May 10, 2011; Source: | The American Civil Liberties Union issued a letter on Monday protesting the fact that U.S. attorneys in a number of states where medical marijuana is legal have been threatening prosecution of state licensed providers and growers of medical marijuana – many of which are nonprofit. Up until this started happening, the states that have such laws were working on the assumption that the Department of Justice would not, in fact, prosecute such cases where state and federal marijuana laws are contradictory.

This assumption did not emerge out of thin air. In 2009 Deputy Attorney General David Ogden wrote in a memo, “As a general matter, pursuit of [DOJ drug enforcement] priorities should not focus federal resources in your States on individuals whose actions are in clear and unambiguous compliance with existing state laws providing for the use of medical marijuana.”

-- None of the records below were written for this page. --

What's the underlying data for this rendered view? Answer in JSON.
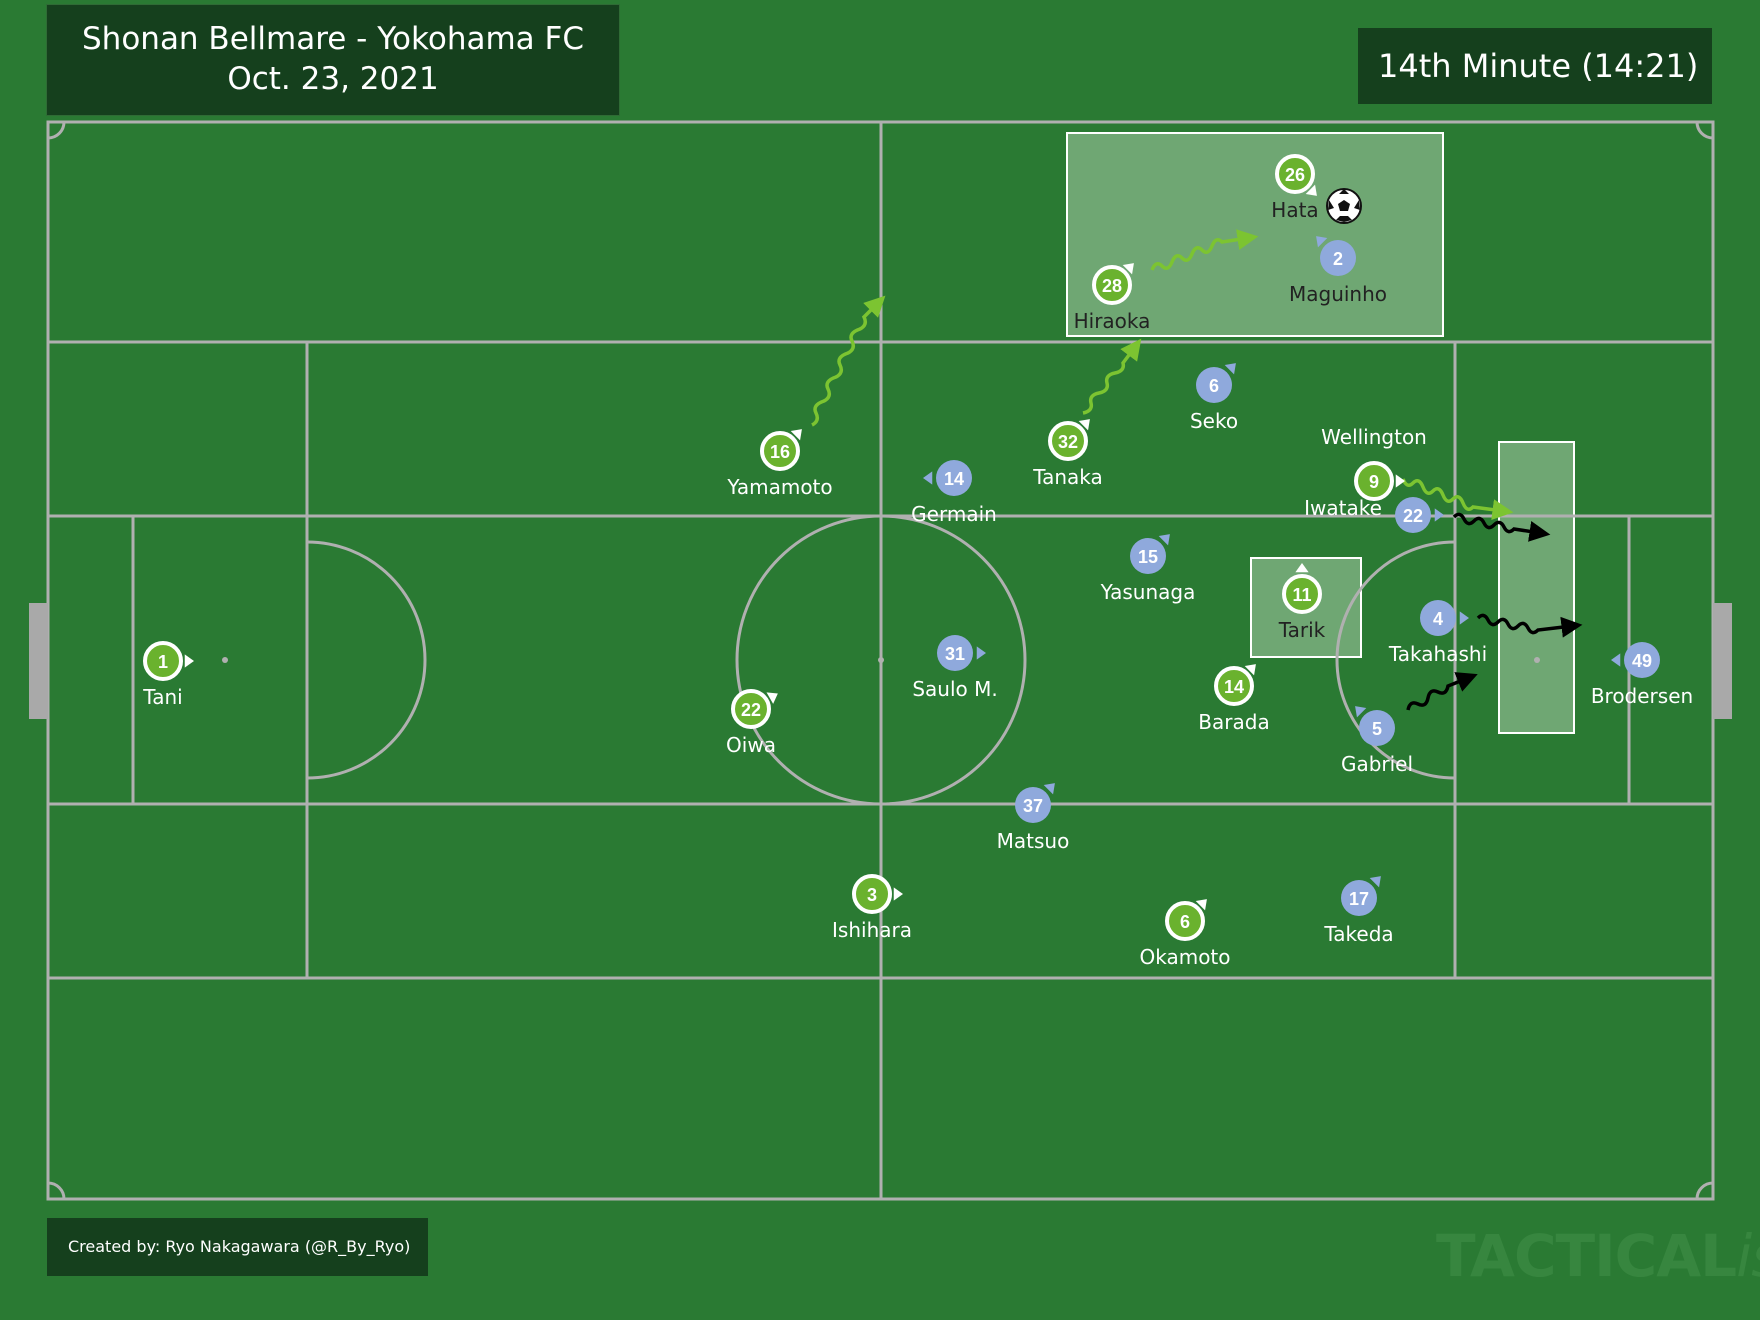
{
  "header": {
    "match": "Shonan Bellmare - Yokohama FC",
    "date": "Oct. 23, 2021",
    "minute": "14th Minute (14:21)"
  },
  "footer": {
    "credit": "Created by: Ryo Nakagawara (@R_By_Ryo)",
    "watermark_main": "TACTICAL",
    "watermark_italic": "ista"
  },
  "colors": {
    "background": "#2a7a33",
    "title_box": "#15401d",
    "home_team": "#6ab22e",
    "away_team": "#8fa9dc",
    "run_home": "#7cc431",
    "run_away": "#000000",
    "highlight_zone": "#8fbf8f",
    "pitch_lines": "#b3b3b3"
  },
  "players": {
    "home": [
      {
        "number": "1",
        "name": "Tani"
      },
      {
        "number": "22",
        "name": "Oiwa"
      },
      {
        "number": "16",
        "name": "Yamamoto"
      },
      {
        "number": "3",
        "name": "Ishihara"
      },
      {
        "number": "28",
        "name": "Hiraoka"
      },
      {
        "number": "26",
        "name": "Hata"
      },
      {
        "number": "32",
        "name": "Tanaka"
      },
      {
        "number": "6",
        "name": "Okamoto"
      },
      {
        "number": "14",
        "name": "Barada"
      },
      {
        "number": "11",
        "name": "Tarik"
      },
      {
        "number": "9",
        "name": "Wellington"
      }
    ],
    "away": [
      {
        "number": "14",
        "name": "Germain"
      },
      {
        "number": "31",
        "name": "Saulo M."
      },
      {
        "number": "37",
        "name": "Matsuo"
      },
      {
        "number": "6",
        "name": "Seko"
      },
      {
        "number": "15",
        "name": "Yasunaga"
      },
      {
        "number": "2",
        "name": "Maguinho"
      },
      {
        "number": "22",
        "name": "Iwatake"
      },
      {
        "number": "4",
        "name": "Takahashi"
      },
      {
        "number": "5",
        "name": "Gabriel"
      },
      {
        "number": "17",
        "name": "Takeda"
      },
      {
        "number": "49",
        "name": "Brodersen"
      }
    ]
  },
  "ball_carrier": "Hata"
}
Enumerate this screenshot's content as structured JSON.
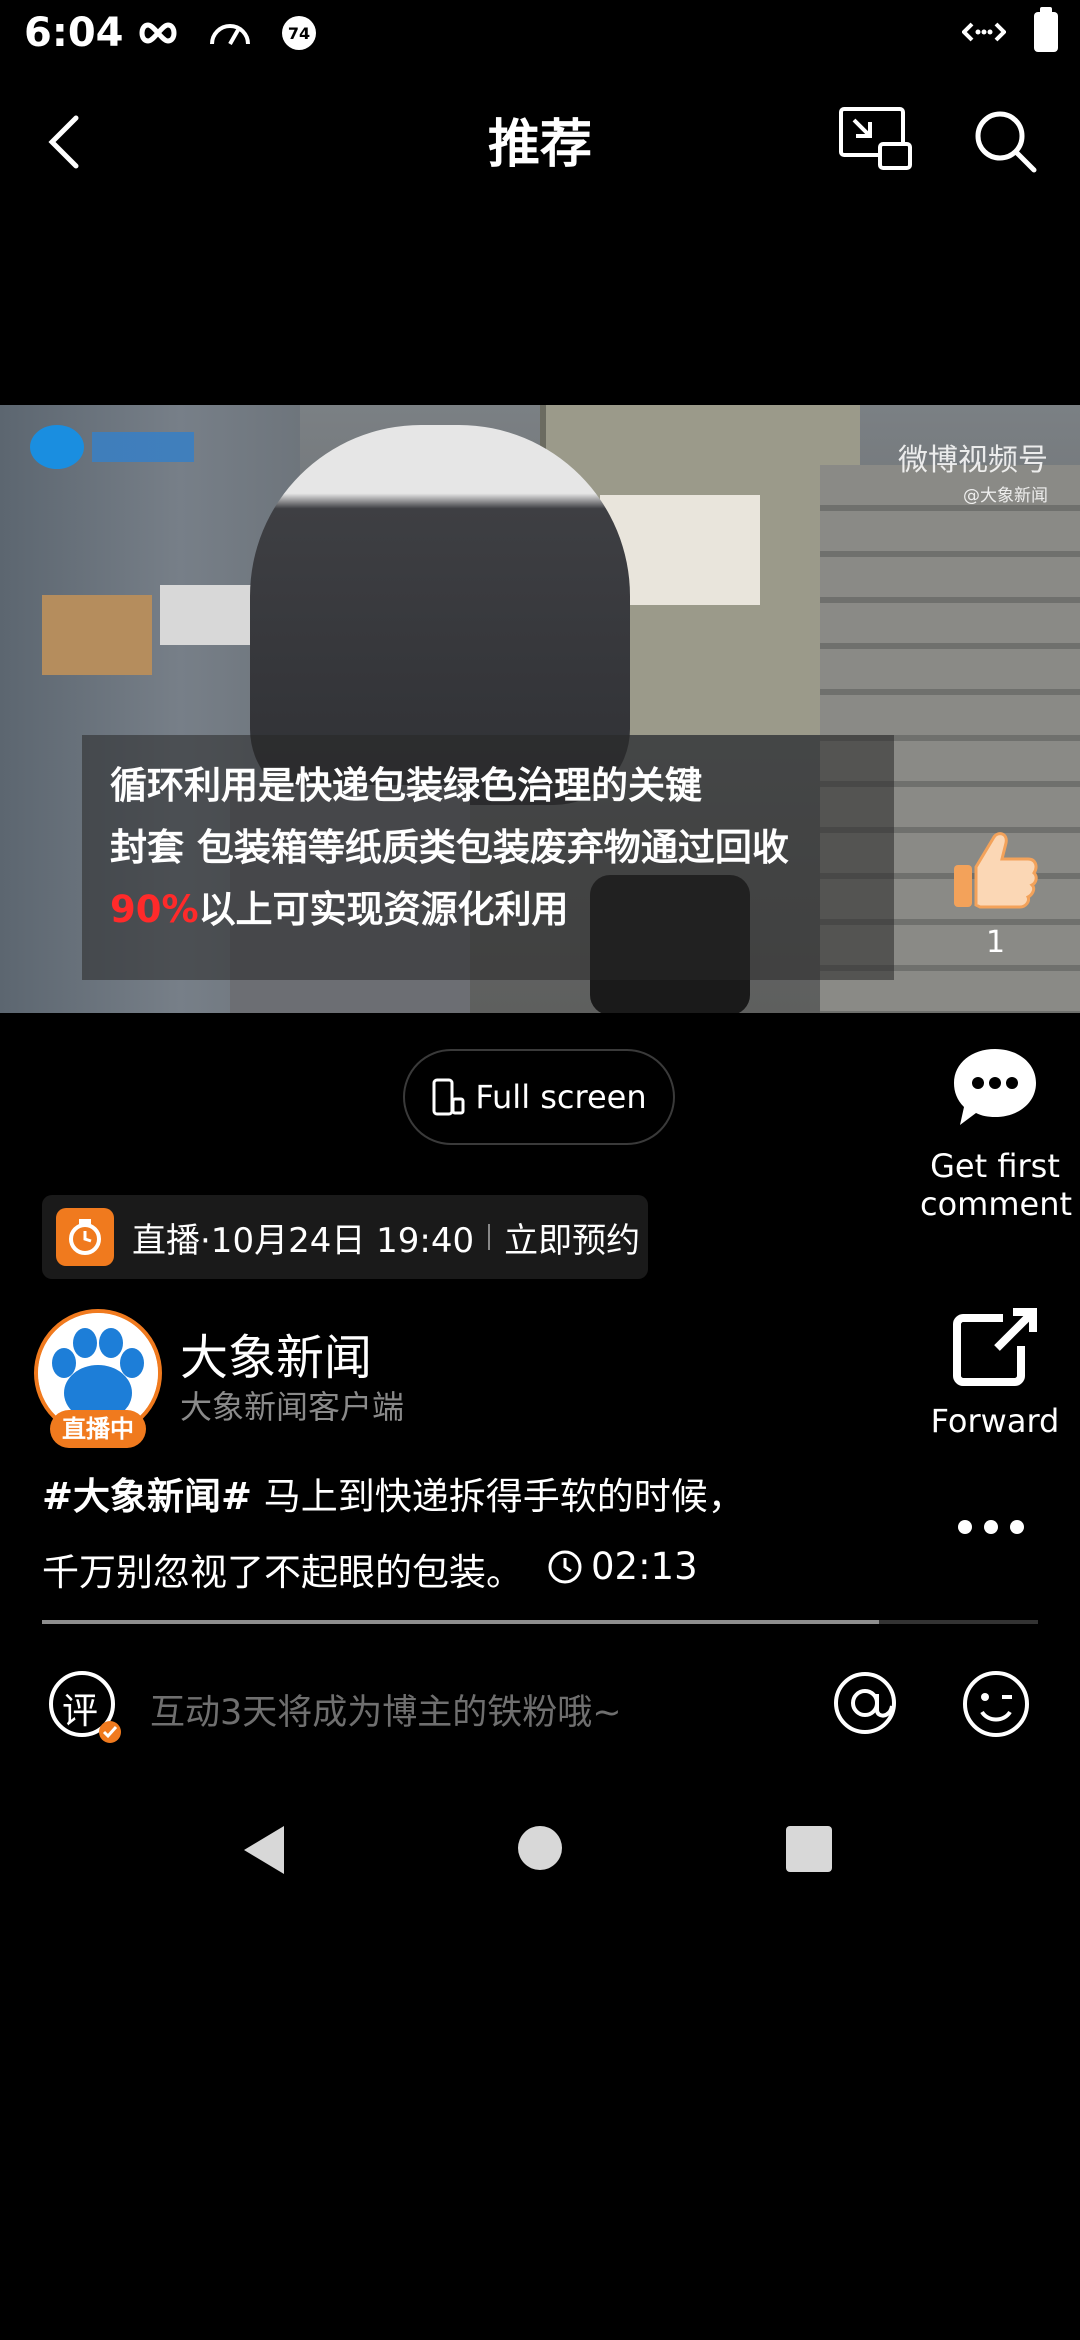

Later that year Eric holder wrote, “For those organizations that are [possessing and distributing medical marijuana] sanctioned by state law and do it in a way that is consistent with state law, and given the limited resources that we have, that will not be an emphasis for this administration.”

But a spokesperson for the DOJ was quoted in the New York Times on Sunday saying that the threats from U.S. attorneys in Washington, Montana, Colorado, Arizona, Rhode Island and Vermont are “a reiteration of the guidance handed down by Ogden in 2009. This sparked the ACLU’s call for clarification.

The ACLU has a dog in this fight since in 2009 it relinquished a lawsuit against the feds based on the 2002 DEA raid of a California medical marijuana garden. The ACLU alleged that the federal government had selectively enforced federal marijuana laws in an attempt to undermine and disable the functioning of state medical marijuana laws.

The ACLU letter reads “If, contrary to the assurances its attorneys provided the court in the Santa Cruz case, the federal government’s enforcement policies now include ‘vigorously enforcing’ federal drug laws against individuals and entities who manufacture and distribute marijuana on a completely non-profit basis and in full compliance with state medical marijuana laws, it marks a significant departure from the federal government’s position in the Santa Cruz litigation and could lead to that case being reinstated in its October 2009 posture with discovery proceeding as originally planned.”

This has to be some of the most ludicrous misplacement of federal law enforcement energy we have seen – a prosecutorial shell game that places all involved in untenable positions.—Ruth McCambridge